## SOURCE DATA
┄┄┄┄┄┄┄┄┄┄

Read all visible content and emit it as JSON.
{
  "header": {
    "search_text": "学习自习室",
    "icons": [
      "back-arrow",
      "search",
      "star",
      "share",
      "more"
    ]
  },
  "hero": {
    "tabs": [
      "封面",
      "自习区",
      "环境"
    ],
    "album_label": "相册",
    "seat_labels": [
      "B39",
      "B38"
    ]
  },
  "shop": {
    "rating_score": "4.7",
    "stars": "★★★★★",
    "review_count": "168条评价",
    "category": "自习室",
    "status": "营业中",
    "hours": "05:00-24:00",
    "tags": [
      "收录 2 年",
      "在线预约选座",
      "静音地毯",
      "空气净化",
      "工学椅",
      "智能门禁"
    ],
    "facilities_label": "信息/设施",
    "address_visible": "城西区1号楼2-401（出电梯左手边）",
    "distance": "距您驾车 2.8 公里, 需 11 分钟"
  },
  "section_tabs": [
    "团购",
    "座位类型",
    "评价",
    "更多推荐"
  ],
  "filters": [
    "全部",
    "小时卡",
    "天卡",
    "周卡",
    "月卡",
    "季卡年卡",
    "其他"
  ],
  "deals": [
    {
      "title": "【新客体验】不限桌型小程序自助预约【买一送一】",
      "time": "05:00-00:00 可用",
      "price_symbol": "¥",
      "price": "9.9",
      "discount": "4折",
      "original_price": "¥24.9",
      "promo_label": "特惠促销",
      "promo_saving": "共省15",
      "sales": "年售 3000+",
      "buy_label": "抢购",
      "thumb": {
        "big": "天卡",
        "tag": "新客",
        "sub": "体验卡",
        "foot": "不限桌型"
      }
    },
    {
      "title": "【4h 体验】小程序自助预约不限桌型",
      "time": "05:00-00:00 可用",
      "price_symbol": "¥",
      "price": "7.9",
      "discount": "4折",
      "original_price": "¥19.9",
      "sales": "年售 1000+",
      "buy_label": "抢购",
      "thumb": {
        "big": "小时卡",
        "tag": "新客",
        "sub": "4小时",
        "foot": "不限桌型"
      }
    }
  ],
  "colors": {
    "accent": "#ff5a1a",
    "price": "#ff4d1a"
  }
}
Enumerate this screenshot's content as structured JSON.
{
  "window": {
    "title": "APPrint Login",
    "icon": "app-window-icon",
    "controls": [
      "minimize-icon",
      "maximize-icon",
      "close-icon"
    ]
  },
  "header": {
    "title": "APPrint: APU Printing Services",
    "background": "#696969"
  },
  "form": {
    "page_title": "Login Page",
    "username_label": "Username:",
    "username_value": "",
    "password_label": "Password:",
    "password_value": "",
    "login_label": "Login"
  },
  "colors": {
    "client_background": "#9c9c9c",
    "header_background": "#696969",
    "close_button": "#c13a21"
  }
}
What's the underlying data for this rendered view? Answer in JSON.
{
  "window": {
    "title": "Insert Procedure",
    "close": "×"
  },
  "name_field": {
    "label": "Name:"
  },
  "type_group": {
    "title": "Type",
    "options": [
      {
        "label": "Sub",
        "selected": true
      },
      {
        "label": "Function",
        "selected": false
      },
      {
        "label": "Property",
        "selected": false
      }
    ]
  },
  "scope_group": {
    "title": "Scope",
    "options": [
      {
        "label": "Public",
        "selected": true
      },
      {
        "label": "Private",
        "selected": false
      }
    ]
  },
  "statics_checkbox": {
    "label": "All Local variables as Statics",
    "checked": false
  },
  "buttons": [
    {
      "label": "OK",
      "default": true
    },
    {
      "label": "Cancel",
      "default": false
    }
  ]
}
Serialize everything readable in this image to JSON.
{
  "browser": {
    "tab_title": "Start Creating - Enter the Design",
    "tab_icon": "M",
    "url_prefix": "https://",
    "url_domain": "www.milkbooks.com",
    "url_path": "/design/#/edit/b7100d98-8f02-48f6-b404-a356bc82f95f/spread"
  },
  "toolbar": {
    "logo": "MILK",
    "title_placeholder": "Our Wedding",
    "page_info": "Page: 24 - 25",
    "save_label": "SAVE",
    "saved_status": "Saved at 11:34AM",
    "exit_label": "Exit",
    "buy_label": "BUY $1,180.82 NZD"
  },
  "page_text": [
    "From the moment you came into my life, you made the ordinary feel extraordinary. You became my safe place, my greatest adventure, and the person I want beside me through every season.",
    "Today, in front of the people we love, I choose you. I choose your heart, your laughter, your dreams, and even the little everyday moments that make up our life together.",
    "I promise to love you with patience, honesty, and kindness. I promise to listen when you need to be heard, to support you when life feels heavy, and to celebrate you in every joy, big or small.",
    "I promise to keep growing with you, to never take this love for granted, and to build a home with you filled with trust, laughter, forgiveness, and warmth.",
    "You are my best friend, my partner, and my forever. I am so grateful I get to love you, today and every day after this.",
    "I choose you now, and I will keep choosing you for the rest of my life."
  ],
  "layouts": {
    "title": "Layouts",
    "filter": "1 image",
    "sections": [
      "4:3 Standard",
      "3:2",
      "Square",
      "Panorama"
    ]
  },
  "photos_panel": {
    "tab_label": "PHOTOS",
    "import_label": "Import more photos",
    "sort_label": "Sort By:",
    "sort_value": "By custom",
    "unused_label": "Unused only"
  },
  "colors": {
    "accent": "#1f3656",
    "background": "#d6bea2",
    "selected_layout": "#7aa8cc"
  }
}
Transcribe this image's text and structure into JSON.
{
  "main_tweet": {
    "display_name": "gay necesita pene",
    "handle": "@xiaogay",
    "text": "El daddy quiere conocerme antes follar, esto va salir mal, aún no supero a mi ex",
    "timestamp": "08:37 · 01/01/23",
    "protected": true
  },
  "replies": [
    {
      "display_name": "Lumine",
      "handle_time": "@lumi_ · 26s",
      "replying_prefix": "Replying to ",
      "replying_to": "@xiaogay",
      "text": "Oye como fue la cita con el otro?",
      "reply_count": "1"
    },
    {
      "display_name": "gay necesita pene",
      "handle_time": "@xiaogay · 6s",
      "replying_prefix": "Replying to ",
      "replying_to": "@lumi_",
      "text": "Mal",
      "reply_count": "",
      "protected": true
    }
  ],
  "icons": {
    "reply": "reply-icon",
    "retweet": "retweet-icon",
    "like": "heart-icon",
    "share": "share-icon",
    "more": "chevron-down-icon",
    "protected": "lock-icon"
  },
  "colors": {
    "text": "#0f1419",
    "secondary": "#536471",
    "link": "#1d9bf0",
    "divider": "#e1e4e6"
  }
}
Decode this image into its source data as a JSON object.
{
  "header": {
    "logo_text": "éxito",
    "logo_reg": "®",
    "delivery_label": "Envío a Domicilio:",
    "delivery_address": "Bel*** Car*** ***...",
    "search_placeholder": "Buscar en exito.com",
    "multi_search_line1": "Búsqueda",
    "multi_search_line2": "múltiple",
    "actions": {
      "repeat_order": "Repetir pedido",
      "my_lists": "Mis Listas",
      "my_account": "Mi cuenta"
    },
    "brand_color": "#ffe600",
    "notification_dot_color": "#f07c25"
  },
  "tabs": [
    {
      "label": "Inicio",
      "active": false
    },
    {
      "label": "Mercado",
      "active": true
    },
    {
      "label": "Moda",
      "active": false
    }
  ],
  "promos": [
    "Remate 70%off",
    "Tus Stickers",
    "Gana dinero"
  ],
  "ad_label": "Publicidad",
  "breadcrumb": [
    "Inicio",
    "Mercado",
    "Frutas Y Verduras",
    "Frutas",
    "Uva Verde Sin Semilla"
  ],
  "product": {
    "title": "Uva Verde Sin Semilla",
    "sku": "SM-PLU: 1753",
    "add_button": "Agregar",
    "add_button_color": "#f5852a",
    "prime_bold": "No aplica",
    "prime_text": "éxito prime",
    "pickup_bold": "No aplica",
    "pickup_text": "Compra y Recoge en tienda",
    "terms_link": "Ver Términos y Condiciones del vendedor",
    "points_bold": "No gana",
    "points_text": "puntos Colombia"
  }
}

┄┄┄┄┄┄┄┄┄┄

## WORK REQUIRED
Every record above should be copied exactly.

## RESPONSE TO THIS EXERCISE
Read all visible content and emit it as JSON.
{
  "header": {
    "search_text": "学习自习室",
    "icons": [
      "back-arrow",
      "search",
      "star",
      "share",
      "more"
    ]
  },
  "hero": {
    "tabs": [
      "封面",
      "自习区",
      "环境"
    ],
    "album_label": "相册",
    "seat_labels": [
      "B39",
      "B38"
    ]
  },
  "shop": {
    "rating_score": "4.7",
    "stars": "★★★★★",
    "review_count": "168条评价",
    "category": "自习室",
    "status": "营业中",
    "hours": "05:00-24:00",
    "tags": [
      "收录 2 年",
      "在线预约选座",
      "静音地毯",
      "空气净化",
      "工学椅",
      "智能门禁"
    ],
    "facilities_label": "信息/设施",
    "address_visible": "城西区1号楼2-401（出电梯左手边）",
    "distance": "距您驾车 2.8 公里, 需 11 分钟"
  },
  "section_tabs": [
    "团购",
    "座位类型",
    "评价",
    "更多推荐"
  ],
  "filters": [
    "全部",
    "小时卡",
    "天卡",
    "周卡",
    "月卡",
    "季卡年卡",
    "其他"
  ],
  "deals": [
    {
      "title": "【新客体验】不限桌型小程序自助预约【买一送一】",
      "time": "05:00-00:00 可用",
      "price_symbol": "¥",
      "price": "9.9",
      "discount": "4折",
      "original_price": "¥24.9",
      "promo_label": "特惠促销",
      "promo_saving": "共省15",
      "sales": "年售 3000+",
      "buy_label": "抢购",
      "thumb": {
        "big": "天卡",
        "tag": "新客",
        "sub": "体验卡",
        "foot": "不限桌型"
      }
    },
    {
      "title": "【4h 体验】小程序自助预约不限桌型",
      "time": "05:00-00:00 可用",
      "price_symbol": "¥",
      "price": "7.9",
      "discount": "4折",
      "original_price": "¥19.9",
      "sales": "年售 1000+",
      "buy_label": "抢购",
      "thumb": {
        "big": "小时卡",
        "tag": "新客",
        "sub": "4小时",
        "foot": "不限桌型"
      }
    }
  ],
  "colors": {
    "accent": "#ff5a1a",
    "price": "#ff4d1a"
  }
}
Enumerate this screenshot's content as structured JSON.
{
  "window": {
    "title": "APPrint Login",
    "icon": "app-window-icon",
    "controls": [
      "minimize-icon",
      "maximize-icon",
      "close-icon"
    ]
  },
  "header": {
    "title": "APPrint: APU Printing Services",
    "background": "#696969"
  },
  "form": {
    "page_title": "Login Page",
    "username_label": "Username:",
    "username_value": "",
    "password_label": "Password:",
    "password_value": "",
    "login_label": "Login"
  },
  "colors": {
    "client_background": "#9c9c9c",
    "header_background": "#696969",
    "close_button": "#c13a21"
  }
}
What's the underlying data for this rendered view? Answer in JSON.
{
  "window": {
    "title": "Insert Procedure",
    "close": "×"
  },
  "name_field": {
    "label": "Name:"
  },
  "type_group": {
    "title": "Type",
    "options": [
      {
        "label": "Sub",
        "selected": true
      },
      {
        "label": "Function",
        "selected": false
      },
      {
        "label": "Property",
        "selected": false
      }
    ]
  },
  "scope_group": {
    "title": "Scope",
    "options": [
      {
        "label": "Public",
        "selected": true
      },
      {
        "label": "Private",
        "selected": false
      }
    ]
  },
  "statics_checkbox": {
    "label": "All Local variables as Statics",
    "checked": false
  },
  "buttons": [
    {
      "label": "OK",
      "default": true
    },
    {
      "label": "Cancel",
      "default": false
    }
  ]
}
Serialize everything readable in this image to JSON.
{
  "browser": {
    "tab_title": "Start Creating - Enter the Design",
    "tab_icon": "M",
    "url_prefix": "https://",
    "url_domain": "www.milkbooks.com",
    "url_path": "/design/#/edit/b7100d98-8f02-48f6-b404-a356bc82f95f/spread"
  },
  "toolbar": {
    "logo": "MILK",
    "title_placeholder": "Our Wedding",
    "page_info": "Page: 24 - 25",
    "save_label": "SAVE",
    "saved_status": "Saved at 11:34AM",
    "exit_label": "Exit",
    "buy_label": "BUY $1,180.82 NZD"
  },
  "page_text": [
    "From the moment you came into my life, you made the ordinary feel extraordinary. You became my safe place, my greatest adventure, and the person I want beside me through every season.",
    "Today, in front of the people we love, I choose you. I choose your heart, your laughter, your dreams, and even the little everyday moments that make up our life together.",
    "I promise to love you with patience, honesty, and kindness. I promise to listen when you need to be heard, to support you when life feels heavy, and to celebrate you in every joy, big or small.",
    "I promise to keep growing with you, to never take this love for granted, and to build a home with you filled with trust, laughter, forgiveness, and warmth.",
    "You are my best friend, my partner, and my forever. I am so grateful I get to love you, today and every day after this.",
    "I choose you now, and I will keep choosing you for the rest of my life."
  ],
  "layouts": {
    "title": "Layouts",
    "filter": "1 image",
    "sections": [
      "4:3 Standard",
      "3:2",
      "Square",
      "Panorama"
    ]
  },
  "photos_panel": {
    "tab_label": "PHOTOS",
    "import_label": "Import more photos",
    "sort_label": "Sort By:",
    "sort_value": "By custom",
    "unused_label": "Unused only"
  },
  "colors": {
    "accent": "#1f3656",
    "background": "#d6bea2",
    "selected_layout": "#7aa8cc"
  }
}
Transcribe this image's text and structure into JSON.
{
  "main_tweet": {
    "display_name": "gay necesita pene",
    "handle": "@xiaogay",
    "text": "El daddy quiere conocerme antes follar, esto va salir mal, aún no supero a mi ex",
    "timestamp": "08:37 · 01/01/23",
    "protected": true
  },
  "replies": [
    {
      "display_name": "Lumine",
      "handle_time": "@lumi_ · 26s",
      "replying_prefix": "Replying to ",
      "replying_to": "@xiaogay",
      "text": "Oye como fue la cita con el otro?",
      "reply_count": "1"
    },
    {
      "display_name": "gay necesita pene",
      "handle_time": "@xiaogay · 6s",
      "replying_prefix": "Replying to ",
      "replying_to": "@lumi_",
      "text": "Mal",
      "reply_count": "",
      "protected": true
    }
  ],
  "icons": {
    "reply": "reply-icon",
    "retweet": "retweet-icon",
    "like": "heart-icon",
    "share": "share-icon",
    "more": "chevron-down-icon",
    "protected": "lock-icon"
  },
  "colors": {
    "text": "#0f1419",
    "secondary": "#536471",
    "link": "#1d9bf0",
    "divider": "#e1e4e6"
  }
}
Decode this image into its source data as a JSON object.
{
  "header": {
    "logo_text": "éxito",
    "logo_reg": "®",
    "delivery_label": "Envío a Domicilio:",
    "delivery_address": "Bel*** Car*** ***...",
    "search_placeholder": "Buscar en exito.com",
    "multi_search_line1": "Búsqueda",
    "multi_search_line2": "múltiple",
    "actions": {
      "repeat_order": "Repetir pedido",
      "my_lists": "Mis Listas",
      "my_account": "Mi cuenta"
    },
    "brand_color": "#ffe600",
    "notification_dot_color": "#f07c25"
  },
  "tabs": [
    {
      "label": "Inicio",
      "active": false
    },
    {
      "label": "Mercado",
      "active": true
    },
    {
      "label": "Moda",
      "active": false
    }
  ],
  "promos": [
    "Remate 70%off",
    "Tus Stickers",
    "Gana dinero"
  ],
  "ad_label": "Publicidad",
  "breadcrumb": [
    "Inicio",
    "Mercado",
    "Frutas Y Verduras",
    "Frutas",
    "Uva Verde Sin Semilla"
  ],
  "product": {
    "title": "Uva Verde Sin Semilla",
    "sku": "SM-PLU: 1753",
    "add_button": "Agregar",
    "add_button_color": "#f5852a",
    "prime_bold": "No aplica",
    "prime_text": "éxito prime",
    "pickup_bold": "No aplica",
    "pickup_text": "Compra y Recoge en tienda",
    "terms_link": "Ver Términos y Condiciones del vendedor",
    "points_bold": "No gana",
    "points_text": "puntos Colombia"
  }
}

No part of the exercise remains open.